──────── RECORDS FOR PROCESSING ────────

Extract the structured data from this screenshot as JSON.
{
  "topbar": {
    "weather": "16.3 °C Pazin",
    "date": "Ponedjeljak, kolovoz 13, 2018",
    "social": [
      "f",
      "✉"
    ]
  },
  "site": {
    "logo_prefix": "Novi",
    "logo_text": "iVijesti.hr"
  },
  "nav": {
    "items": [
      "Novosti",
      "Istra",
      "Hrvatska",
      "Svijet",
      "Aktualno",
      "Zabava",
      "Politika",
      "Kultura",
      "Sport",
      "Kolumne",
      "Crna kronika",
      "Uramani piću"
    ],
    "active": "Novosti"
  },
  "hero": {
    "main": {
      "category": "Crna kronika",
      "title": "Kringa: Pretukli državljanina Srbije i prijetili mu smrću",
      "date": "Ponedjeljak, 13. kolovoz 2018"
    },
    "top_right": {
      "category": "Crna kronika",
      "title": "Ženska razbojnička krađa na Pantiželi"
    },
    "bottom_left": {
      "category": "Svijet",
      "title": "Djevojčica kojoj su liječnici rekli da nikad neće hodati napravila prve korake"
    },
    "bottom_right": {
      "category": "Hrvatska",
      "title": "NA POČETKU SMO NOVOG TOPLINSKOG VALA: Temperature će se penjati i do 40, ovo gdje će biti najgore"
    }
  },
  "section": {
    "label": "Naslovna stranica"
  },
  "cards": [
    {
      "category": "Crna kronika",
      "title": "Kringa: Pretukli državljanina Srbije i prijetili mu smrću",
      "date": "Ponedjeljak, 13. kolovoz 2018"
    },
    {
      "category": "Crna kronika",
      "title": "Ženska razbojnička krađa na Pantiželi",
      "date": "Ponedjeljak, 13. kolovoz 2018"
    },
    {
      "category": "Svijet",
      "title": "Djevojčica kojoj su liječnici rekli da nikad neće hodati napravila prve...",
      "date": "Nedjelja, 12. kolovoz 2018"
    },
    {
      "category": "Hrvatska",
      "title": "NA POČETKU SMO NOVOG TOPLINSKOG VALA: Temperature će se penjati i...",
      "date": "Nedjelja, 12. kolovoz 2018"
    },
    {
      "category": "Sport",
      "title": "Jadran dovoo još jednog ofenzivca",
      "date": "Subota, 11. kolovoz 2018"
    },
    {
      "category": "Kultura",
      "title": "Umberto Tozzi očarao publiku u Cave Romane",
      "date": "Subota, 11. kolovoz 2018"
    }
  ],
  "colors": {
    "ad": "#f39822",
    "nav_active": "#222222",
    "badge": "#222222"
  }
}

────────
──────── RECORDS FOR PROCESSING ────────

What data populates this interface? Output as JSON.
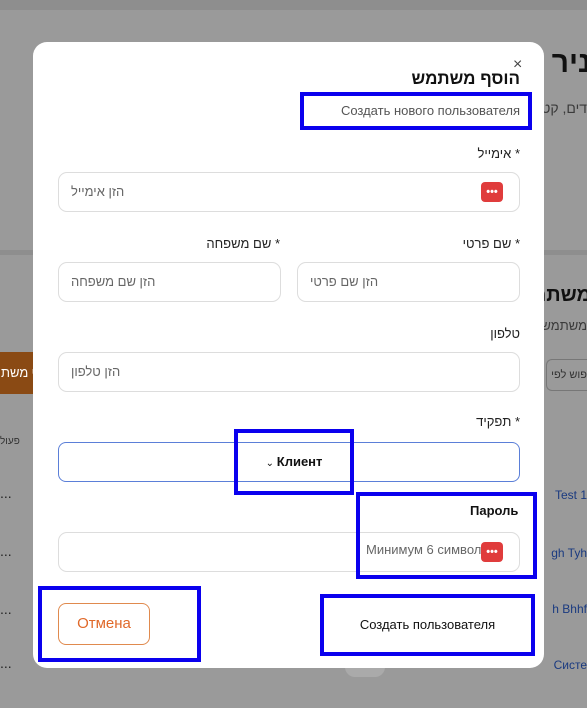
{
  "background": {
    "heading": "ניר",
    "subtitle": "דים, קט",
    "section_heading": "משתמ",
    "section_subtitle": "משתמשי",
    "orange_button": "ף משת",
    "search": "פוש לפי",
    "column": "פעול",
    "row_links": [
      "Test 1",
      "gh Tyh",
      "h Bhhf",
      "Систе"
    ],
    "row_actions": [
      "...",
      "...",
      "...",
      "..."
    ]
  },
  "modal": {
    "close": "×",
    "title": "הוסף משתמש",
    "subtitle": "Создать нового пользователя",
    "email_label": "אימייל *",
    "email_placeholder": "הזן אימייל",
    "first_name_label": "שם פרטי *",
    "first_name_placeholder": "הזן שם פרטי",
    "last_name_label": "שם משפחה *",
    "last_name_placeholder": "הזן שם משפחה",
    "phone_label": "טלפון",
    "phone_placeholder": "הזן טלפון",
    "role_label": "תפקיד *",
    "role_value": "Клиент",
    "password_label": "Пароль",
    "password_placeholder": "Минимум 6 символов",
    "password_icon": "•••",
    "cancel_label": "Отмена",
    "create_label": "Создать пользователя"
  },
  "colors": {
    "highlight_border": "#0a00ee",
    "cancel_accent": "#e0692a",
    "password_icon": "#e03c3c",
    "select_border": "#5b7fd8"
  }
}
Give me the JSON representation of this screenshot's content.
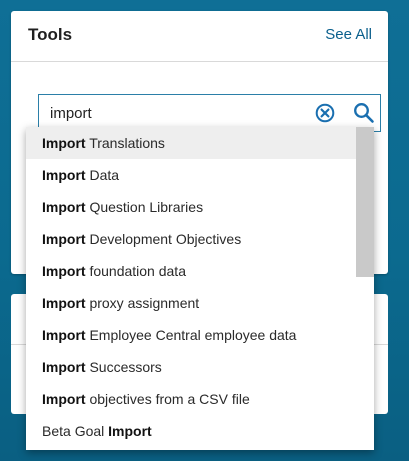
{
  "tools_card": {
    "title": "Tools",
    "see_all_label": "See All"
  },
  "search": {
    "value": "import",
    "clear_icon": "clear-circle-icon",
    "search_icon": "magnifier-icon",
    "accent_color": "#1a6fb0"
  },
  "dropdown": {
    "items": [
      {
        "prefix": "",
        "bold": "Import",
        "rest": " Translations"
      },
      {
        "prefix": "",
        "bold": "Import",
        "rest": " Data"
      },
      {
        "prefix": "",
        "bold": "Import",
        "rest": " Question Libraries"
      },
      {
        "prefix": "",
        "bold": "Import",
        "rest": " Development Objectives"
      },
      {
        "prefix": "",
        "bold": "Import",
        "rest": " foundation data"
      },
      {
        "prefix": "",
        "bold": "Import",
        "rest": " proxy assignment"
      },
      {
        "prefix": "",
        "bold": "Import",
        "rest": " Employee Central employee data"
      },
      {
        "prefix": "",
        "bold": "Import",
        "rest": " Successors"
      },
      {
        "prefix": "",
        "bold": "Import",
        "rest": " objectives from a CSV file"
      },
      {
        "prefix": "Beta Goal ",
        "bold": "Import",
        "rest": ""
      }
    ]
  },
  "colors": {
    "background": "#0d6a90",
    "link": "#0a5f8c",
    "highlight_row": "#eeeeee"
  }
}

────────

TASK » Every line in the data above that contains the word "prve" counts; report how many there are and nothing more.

ANSWER TO THIS PROBLEM » 2